*What the exercise asks*. Copy every line of the listing that holds the string "data".

++++

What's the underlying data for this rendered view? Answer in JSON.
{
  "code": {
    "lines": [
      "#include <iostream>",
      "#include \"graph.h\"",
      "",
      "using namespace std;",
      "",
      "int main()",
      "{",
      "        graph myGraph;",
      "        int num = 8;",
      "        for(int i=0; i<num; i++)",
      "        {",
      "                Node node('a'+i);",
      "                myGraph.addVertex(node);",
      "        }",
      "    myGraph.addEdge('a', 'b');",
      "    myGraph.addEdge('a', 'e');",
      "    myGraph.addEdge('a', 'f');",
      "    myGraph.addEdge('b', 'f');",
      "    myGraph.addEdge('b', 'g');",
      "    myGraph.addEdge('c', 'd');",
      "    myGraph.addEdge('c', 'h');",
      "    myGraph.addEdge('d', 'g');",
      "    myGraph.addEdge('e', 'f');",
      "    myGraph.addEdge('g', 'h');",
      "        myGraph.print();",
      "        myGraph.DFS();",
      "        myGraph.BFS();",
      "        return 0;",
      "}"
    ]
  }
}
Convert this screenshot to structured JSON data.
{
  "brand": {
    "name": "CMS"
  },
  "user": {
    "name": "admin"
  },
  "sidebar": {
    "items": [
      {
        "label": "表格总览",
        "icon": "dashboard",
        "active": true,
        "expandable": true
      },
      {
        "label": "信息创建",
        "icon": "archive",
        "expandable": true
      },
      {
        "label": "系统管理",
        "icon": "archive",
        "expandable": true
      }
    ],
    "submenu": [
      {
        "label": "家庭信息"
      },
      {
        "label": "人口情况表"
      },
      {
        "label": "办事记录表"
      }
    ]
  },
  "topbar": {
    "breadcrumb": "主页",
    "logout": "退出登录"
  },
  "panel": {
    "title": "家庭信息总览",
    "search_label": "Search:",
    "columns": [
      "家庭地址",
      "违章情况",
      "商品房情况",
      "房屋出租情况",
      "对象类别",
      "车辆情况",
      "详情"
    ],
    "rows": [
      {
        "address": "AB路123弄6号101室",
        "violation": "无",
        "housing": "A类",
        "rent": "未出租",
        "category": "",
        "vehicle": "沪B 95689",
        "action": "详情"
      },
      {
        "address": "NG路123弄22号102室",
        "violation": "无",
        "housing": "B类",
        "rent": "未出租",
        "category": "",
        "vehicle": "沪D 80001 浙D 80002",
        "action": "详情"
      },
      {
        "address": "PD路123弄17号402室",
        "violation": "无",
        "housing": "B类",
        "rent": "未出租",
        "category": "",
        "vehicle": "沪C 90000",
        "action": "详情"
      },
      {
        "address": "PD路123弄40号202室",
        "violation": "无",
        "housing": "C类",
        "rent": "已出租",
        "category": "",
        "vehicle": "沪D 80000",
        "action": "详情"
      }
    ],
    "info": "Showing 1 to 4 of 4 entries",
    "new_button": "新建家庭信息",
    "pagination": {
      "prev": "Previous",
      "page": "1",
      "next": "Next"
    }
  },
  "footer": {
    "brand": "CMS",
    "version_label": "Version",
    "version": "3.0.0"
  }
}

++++

*Written solution*.
What's the underlying data for this rendered view? Answer in JSON.
Convert this screenshot to structured JSON data.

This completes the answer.